WORK INSTRUCTIONS >>
Which lines in the records below contain the word "liquid"? Copy each of them.

+ + + + +

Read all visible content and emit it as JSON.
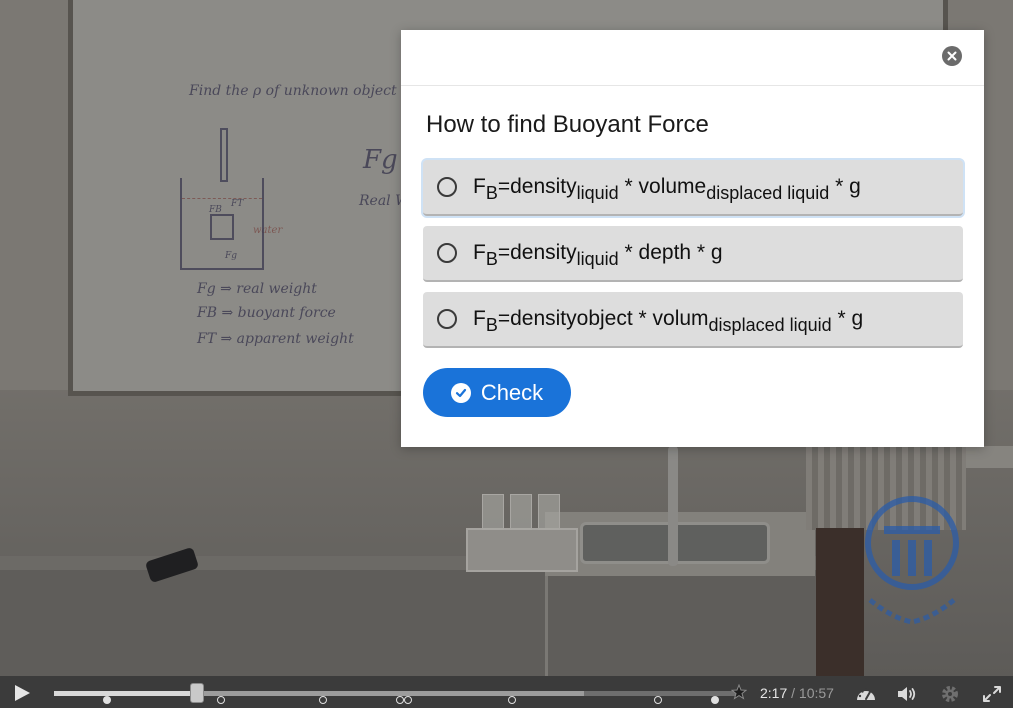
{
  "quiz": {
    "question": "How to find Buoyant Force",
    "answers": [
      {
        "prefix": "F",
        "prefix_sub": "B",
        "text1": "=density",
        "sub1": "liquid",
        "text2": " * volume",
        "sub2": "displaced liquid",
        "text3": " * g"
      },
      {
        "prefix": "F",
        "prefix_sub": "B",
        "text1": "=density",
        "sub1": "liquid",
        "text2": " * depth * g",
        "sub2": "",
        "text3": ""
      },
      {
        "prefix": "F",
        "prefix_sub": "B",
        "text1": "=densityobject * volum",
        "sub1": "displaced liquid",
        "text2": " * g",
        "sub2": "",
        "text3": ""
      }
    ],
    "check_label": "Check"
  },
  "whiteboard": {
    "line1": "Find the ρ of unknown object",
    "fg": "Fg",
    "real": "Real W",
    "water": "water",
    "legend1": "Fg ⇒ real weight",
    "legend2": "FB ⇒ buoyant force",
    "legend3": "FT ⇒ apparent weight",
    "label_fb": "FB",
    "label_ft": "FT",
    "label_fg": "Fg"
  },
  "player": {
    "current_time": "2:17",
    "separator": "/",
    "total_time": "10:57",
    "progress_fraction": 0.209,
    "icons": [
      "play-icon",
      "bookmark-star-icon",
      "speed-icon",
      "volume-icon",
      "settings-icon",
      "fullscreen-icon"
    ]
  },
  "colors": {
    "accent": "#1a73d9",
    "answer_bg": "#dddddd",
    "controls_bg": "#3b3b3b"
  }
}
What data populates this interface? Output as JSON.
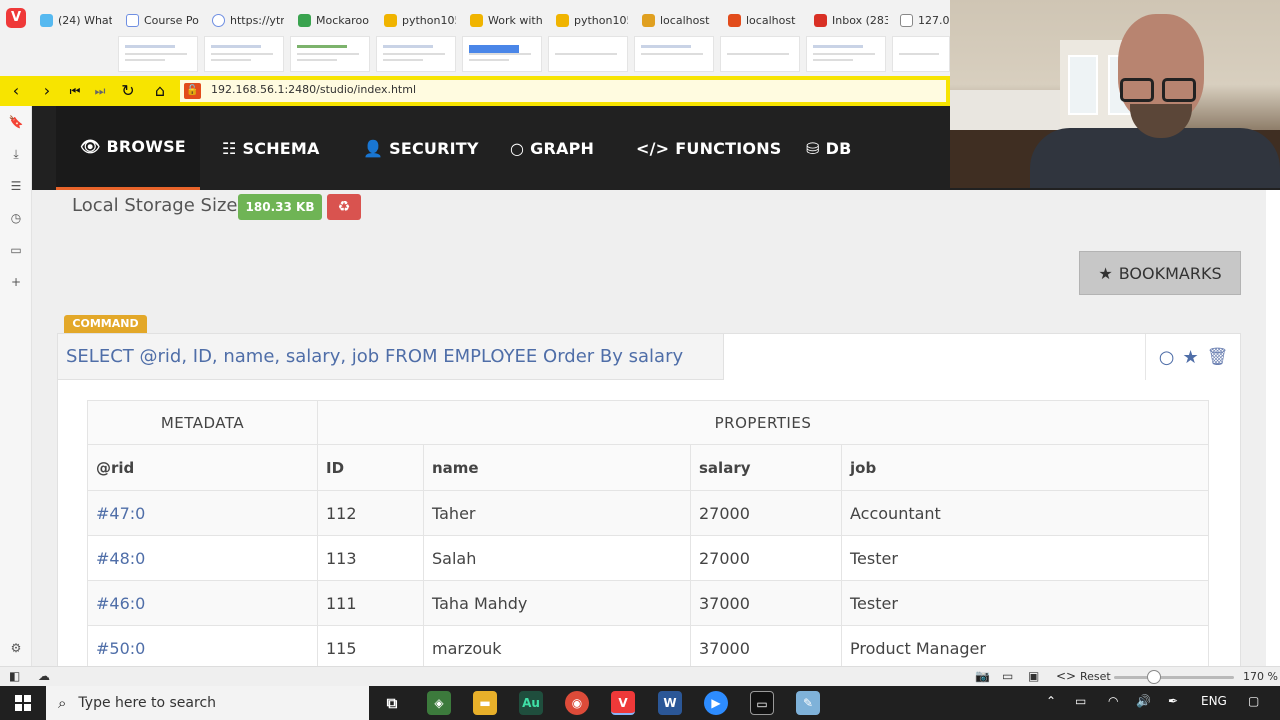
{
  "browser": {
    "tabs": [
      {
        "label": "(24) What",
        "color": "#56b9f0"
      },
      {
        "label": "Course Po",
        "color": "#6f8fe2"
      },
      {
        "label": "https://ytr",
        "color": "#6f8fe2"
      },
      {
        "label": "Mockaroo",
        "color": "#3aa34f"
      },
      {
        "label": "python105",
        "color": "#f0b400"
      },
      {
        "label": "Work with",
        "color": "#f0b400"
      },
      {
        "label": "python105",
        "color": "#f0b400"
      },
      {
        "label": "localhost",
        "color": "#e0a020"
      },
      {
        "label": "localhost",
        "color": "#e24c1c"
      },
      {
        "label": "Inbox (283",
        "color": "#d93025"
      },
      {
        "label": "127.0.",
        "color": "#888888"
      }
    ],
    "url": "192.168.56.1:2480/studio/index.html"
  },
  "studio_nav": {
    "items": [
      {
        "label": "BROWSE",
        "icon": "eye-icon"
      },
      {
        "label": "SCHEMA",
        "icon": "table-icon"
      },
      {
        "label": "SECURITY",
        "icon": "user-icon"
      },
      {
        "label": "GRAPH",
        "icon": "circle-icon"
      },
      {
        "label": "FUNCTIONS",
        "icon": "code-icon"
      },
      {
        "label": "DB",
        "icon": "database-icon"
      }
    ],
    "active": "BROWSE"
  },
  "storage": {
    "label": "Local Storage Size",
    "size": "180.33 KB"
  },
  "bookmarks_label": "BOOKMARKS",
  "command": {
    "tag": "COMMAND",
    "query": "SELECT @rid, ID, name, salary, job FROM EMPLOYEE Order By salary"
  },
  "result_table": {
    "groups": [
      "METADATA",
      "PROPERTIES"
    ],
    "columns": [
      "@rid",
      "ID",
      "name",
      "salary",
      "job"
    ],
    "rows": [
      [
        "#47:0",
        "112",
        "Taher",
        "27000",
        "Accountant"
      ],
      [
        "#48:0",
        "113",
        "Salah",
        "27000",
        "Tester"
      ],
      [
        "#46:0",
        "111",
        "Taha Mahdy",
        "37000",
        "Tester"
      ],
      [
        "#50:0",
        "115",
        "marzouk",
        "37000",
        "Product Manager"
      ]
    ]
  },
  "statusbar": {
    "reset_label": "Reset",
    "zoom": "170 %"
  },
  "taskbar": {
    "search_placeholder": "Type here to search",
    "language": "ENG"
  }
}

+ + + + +

ANSWER SECTION >>
        "sub1": "liquid",
        "sub2": "displaced liquid",
        "sub1": "liquid",
        "sub1": "displaced liquid",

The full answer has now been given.